A quick test was setup and bingo.. this is it! It is broken on very simple page :) But why!? A (not so) quick search gave this forum post saying:
Your page structure contains this (very much simplified here)
2: <tr><td><div id="map"></td></tr>
That means that when the script is run, it's acting on a map within a table which hasn't been finalised because the browser hasn't reached </table>. In IE, everything within that table is treated as though it has zero size until the browser reaches </table> and sorts it all out.
But why my control produces such resulting structure? Aaah this hurry... I haven't used ClientScriptManager.RegisterStartupScript Method but I placed a code with this simple Response.Write... It seemed right at that time and especially all tests worked fine...

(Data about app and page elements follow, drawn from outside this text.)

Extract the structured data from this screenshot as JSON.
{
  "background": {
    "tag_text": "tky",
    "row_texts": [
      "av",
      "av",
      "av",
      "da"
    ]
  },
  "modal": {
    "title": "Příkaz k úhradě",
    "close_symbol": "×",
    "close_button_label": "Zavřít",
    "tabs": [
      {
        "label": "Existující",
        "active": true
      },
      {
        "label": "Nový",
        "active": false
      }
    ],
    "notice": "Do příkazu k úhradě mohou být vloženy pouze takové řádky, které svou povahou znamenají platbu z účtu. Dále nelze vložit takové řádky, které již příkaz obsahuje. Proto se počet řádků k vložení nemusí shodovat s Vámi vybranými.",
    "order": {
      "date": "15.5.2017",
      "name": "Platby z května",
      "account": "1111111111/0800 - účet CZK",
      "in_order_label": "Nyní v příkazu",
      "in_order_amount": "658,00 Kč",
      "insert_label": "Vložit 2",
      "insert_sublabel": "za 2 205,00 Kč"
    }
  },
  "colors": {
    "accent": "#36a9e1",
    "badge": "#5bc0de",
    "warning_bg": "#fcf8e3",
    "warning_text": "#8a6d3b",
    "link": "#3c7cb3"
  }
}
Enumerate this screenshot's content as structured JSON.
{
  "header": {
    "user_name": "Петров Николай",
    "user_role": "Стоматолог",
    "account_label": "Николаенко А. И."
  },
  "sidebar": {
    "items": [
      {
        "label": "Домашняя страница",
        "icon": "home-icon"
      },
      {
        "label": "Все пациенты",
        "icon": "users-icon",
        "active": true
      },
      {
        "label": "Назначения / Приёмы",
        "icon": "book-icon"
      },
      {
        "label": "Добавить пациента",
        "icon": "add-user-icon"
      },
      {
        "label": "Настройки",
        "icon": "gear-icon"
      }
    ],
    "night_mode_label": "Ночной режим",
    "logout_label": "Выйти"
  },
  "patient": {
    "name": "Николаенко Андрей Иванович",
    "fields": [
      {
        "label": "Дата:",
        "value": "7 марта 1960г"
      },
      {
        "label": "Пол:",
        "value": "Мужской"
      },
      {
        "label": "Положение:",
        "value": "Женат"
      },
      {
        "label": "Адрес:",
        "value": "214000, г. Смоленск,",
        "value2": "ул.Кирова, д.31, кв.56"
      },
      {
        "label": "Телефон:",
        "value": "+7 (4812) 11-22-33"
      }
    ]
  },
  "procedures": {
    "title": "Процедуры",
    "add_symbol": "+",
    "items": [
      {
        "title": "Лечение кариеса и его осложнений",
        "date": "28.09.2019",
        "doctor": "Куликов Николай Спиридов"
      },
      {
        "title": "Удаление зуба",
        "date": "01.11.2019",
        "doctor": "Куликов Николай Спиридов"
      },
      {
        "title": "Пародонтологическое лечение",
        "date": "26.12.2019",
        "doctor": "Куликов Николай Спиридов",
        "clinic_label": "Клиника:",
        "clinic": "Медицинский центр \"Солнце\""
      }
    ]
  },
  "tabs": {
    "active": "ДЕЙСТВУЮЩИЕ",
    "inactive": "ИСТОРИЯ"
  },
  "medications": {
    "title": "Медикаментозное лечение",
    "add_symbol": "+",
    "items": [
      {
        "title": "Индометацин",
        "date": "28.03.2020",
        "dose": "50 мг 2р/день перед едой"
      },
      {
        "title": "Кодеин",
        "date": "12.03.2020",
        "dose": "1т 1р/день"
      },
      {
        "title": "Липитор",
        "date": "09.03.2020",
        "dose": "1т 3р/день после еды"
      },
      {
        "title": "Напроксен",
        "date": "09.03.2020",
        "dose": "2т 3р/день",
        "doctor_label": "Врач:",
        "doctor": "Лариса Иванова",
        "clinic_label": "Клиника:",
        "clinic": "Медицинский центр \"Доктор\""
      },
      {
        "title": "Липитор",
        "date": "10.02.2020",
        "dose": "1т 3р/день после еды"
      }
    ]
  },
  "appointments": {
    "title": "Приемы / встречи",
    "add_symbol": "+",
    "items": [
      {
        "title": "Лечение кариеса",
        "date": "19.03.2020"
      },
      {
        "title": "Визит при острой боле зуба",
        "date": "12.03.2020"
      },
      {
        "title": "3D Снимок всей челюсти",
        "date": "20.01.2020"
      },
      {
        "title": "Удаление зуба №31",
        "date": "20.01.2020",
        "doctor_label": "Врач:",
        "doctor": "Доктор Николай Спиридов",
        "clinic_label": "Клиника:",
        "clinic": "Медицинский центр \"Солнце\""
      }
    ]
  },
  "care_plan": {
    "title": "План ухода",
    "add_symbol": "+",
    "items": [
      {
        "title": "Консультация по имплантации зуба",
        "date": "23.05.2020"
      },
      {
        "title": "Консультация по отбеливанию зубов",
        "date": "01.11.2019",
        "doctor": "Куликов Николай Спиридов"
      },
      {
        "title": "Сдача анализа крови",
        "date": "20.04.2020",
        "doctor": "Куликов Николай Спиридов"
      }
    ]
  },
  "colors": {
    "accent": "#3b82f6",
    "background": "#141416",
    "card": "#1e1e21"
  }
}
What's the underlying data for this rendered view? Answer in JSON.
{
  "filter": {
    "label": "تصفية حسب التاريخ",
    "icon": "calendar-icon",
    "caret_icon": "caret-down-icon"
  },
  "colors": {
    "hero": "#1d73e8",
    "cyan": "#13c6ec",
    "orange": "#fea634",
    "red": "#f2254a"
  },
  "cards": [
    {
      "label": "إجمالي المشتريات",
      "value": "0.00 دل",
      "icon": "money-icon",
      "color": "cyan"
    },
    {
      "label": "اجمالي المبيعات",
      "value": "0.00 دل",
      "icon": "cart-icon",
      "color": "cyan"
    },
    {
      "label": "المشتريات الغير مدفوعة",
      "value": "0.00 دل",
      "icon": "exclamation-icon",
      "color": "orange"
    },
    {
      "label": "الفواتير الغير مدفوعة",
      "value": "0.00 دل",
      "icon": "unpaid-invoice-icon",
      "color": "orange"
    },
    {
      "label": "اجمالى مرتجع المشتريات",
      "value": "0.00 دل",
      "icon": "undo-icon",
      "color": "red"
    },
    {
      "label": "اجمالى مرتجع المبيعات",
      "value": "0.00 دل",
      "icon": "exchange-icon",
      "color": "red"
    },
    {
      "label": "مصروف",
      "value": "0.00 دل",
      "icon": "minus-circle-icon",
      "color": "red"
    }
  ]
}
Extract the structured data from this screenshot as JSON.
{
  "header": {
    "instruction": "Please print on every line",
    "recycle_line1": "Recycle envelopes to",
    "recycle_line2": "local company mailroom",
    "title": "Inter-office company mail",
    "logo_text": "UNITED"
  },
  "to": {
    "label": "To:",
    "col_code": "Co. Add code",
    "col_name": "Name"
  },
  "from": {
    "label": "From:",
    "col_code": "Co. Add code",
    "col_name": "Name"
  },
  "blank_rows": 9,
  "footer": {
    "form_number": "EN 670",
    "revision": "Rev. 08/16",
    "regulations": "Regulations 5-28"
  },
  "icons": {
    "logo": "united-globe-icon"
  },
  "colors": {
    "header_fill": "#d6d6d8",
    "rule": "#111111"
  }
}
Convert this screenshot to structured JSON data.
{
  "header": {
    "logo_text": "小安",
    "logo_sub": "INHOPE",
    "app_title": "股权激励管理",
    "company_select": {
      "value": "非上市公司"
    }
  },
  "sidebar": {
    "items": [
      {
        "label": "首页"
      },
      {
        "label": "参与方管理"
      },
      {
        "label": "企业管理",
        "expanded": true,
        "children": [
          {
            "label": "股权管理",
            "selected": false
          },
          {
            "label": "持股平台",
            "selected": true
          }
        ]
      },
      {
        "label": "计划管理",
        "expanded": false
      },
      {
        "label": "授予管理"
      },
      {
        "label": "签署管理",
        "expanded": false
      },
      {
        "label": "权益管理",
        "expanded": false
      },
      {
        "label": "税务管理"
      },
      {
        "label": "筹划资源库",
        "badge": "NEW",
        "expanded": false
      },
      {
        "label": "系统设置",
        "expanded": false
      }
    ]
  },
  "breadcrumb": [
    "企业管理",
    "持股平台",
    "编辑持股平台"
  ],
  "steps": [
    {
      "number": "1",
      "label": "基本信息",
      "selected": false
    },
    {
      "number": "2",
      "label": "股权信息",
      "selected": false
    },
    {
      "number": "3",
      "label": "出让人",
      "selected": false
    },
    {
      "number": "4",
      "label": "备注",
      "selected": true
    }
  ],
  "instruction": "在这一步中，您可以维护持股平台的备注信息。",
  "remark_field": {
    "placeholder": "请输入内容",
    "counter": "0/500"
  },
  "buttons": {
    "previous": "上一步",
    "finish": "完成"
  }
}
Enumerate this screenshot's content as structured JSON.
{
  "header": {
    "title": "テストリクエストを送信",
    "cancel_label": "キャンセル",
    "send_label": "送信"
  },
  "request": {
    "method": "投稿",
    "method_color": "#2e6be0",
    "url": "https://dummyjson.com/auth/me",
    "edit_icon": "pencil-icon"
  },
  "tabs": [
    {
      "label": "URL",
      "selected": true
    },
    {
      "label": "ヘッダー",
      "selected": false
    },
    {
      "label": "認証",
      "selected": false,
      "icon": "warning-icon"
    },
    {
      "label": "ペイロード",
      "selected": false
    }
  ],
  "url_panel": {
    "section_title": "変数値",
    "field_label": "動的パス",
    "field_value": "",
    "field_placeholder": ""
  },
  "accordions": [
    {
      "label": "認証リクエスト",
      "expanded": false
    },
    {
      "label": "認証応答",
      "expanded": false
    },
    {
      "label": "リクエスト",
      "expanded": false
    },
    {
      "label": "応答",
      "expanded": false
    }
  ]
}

So bottom line is: Always be careful if you break the page logic! And those methods are there for reason. And last but not least: An hour or two reading can save you days of boring ghost hunting ;)
Hope this helps
Julie Lerman posted some news from DevConnections and Mike Flasko (PM at Astoria, err ADO.NET Data Services team):
- The official name is ADO.NET Data Services
- Pure XML won't be supported nor Web3S. Supported formats will JSON and ATOM.
- LINQ to Astoria :)
there are few more points in original post too. It seems ADO.NET Data Services is close to production.
Here are some posts I wrote about working with Astoria
If you've played with C# 3.0 and LINQ you might feel bored with good old .NET 2.0 projects. But wait! There is a way to use LINQ to Objects in .NET 2.0 projects. LINQBridge makes this possible. But how?
First, it's important to understand that C# 3.0 and Framework 3.5 are designed to work with CLR 2.0-the same CLR version that Framework 2.0 uses. This means that the C# 3.0 compiler emits IL code that runs on the same virtual machine as before.
This makes Framework 3.5 additive-just as Framework 3.0 was additive-comprising additional assemblies that enhance the existing 2.0 Framework and CLR. So there's nothing to stop us from writing our own assemblies that do the work of Framework 3.5 (at least, the critical bits required for local LINQ queries).
Can I use LINQBridge with C# 2.0 and Studio 2005?
You can-but the query operators will be awkward to use without lambda expressions, extension methods, query syntax, etc.
More info you can find at LINQBridge official page as well as source code. Thanks to Joe Albahari!